▸ MATERIAL PROVIDED:
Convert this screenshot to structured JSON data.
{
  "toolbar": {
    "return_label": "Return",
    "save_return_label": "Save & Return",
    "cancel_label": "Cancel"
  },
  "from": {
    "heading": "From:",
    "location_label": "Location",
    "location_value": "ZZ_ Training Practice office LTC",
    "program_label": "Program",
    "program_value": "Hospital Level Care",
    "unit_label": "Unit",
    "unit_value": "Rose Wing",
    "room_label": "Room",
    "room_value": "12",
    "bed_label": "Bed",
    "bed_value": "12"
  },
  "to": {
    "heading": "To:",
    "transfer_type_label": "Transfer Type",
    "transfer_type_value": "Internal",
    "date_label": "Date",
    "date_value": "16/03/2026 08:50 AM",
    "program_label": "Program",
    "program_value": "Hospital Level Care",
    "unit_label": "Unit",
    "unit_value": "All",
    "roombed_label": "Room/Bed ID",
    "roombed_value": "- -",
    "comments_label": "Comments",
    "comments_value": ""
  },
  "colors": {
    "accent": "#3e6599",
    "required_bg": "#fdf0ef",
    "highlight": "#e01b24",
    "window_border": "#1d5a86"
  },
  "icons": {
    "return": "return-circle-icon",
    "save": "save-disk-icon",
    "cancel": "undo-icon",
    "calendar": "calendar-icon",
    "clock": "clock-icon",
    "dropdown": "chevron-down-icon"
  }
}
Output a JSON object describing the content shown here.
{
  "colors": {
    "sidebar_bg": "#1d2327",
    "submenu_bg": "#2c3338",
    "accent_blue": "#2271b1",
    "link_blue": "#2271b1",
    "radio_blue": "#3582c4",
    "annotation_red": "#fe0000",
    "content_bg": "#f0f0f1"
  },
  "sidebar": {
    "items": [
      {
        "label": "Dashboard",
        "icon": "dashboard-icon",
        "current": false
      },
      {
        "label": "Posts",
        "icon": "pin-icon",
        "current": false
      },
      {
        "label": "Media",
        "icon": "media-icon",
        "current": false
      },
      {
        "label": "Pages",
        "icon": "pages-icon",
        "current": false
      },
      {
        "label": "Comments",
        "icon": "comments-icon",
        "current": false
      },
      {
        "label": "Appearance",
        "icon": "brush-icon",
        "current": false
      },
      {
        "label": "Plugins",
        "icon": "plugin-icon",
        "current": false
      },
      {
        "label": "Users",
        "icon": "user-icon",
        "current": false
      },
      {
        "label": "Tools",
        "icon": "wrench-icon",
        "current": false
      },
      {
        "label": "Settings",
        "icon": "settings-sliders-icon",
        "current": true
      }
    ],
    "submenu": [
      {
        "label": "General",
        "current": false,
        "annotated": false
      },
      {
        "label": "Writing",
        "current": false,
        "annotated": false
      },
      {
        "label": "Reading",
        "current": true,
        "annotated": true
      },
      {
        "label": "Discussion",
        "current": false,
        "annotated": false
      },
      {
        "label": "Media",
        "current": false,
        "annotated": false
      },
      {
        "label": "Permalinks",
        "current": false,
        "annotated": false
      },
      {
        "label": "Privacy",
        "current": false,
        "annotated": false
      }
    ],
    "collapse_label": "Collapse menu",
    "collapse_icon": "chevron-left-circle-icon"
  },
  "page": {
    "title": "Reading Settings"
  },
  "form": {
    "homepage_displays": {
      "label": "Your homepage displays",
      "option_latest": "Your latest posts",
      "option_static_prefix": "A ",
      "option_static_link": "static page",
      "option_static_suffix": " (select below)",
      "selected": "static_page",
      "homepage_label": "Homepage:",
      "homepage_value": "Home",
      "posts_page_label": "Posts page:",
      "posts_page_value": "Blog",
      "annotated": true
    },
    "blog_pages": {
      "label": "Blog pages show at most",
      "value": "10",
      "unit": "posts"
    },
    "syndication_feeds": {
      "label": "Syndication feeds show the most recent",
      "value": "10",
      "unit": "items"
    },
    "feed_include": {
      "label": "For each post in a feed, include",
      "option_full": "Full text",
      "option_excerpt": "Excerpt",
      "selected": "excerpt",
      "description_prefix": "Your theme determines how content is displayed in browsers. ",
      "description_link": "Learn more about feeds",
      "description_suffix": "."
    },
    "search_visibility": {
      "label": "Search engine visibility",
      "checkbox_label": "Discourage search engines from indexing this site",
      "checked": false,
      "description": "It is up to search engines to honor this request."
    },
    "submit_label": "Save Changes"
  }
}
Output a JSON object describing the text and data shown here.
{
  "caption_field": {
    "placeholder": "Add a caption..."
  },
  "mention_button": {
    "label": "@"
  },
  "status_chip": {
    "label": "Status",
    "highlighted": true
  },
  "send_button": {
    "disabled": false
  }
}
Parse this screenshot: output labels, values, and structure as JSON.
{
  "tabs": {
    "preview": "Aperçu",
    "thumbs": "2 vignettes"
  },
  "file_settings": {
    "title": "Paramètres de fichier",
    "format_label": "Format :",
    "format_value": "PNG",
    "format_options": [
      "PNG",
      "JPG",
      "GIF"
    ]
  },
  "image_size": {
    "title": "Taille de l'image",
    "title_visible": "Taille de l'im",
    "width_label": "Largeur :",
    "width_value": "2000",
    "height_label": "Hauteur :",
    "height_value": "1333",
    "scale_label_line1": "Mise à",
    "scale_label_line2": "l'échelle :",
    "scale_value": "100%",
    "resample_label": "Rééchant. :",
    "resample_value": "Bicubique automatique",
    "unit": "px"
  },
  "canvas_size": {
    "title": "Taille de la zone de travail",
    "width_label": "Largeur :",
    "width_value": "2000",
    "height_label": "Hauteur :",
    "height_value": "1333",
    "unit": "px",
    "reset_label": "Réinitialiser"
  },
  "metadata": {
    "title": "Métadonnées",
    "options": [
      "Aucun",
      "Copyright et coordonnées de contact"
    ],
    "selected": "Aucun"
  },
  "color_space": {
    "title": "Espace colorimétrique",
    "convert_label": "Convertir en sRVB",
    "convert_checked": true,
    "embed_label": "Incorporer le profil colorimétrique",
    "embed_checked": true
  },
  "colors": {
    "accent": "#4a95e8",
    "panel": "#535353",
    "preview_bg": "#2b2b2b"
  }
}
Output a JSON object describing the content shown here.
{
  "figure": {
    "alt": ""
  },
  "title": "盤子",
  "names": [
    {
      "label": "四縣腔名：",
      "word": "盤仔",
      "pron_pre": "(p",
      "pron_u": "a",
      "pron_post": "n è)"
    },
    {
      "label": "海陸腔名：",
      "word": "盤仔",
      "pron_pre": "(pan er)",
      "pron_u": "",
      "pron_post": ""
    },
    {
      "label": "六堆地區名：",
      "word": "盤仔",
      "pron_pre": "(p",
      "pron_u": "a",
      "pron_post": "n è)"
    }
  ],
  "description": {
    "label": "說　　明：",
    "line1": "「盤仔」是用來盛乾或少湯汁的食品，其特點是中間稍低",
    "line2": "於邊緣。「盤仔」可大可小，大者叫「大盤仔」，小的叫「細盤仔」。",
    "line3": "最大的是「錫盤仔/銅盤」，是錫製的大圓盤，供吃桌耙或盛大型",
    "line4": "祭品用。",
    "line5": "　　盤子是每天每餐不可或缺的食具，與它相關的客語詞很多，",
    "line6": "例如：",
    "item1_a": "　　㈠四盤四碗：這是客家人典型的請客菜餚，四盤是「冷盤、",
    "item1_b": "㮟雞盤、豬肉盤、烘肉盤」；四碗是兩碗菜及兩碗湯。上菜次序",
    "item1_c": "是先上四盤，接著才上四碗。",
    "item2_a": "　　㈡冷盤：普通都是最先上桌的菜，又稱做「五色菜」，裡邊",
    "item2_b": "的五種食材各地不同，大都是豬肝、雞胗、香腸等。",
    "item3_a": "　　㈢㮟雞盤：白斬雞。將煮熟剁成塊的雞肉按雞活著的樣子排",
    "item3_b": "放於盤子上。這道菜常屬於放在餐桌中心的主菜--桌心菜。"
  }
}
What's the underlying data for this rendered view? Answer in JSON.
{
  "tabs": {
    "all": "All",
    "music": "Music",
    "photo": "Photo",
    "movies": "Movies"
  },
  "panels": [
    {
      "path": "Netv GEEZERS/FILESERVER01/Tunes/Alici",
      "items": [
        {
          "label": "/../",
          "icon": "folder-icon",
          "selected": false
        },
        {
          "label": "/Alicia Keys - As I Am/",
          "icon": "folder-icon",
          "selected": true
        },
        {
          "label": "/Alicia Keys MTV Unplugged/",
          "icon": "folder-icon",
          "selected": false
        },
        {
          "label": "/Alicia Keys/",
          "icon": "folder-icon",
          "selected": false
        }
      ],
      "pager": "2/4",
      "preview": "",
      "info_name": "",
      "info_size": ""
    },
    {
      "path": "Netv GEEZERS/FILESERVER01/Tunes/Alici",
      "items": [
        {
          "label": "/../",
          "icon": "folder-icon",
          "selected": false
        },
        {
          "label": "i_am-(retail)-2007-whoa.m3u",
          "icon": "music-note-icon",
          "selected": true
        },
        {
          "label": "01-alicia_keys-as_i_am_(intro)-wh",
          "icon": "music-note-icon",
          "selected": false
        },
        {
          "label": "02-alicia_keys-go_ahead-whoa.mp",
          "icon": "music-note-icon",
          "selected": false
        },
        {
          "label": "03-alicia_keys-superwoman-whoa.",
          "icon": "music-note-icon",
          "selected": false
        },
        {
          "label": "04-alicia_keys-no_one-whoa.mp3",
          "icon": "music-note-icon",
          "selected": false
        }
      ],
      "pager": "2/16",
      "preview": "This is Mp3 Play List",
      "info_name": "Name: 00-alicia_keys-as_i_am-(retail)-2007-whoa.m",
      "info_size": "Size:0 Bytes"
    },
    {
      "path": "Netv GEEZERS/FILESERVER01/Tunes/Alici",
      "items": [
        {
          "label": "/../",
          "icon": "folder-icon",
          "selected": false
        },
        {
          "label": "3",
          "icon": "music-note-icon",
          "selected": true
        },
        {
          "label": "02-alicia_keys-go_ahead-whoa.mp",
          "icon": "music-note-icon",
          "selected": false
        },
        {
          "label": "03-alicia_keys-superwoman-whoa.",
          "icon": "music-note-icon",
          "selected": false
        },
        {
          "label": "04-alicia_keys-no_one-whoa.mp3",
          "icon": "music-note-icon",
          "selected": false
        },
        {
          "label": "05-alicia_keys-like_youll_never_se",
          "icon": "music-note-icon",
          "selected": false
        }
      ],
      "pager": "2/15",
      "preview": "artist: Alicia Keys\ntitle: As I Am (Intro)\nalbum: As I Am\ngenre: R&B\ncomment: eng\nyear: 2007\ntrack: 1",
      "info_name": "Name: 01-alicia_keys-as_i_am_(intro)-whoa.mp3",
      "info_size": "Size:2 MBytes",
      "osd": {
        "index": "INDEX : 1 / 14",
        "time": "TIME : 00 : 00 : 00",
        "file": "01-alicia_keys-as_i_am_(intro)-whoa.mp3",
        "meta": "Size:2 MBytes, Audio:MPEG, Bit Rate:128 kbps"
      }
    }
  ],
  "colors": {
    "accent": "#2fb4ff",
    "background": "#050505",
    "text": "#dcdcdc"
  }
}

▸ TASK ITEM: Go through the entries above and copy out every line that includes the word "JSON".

▸ RESPONSE TO THIS EXERCISE:
Convert this screenshot to structured JSON data.
Output a JSON object describing the content shown here.
Output a JSON object describing the text and data shown here.
Parse this screenshot: output labels, values, and structure as JSON.
Output a JSON object describing the content shown here.
What's the underlying data for this rendered view? Answer in JSON.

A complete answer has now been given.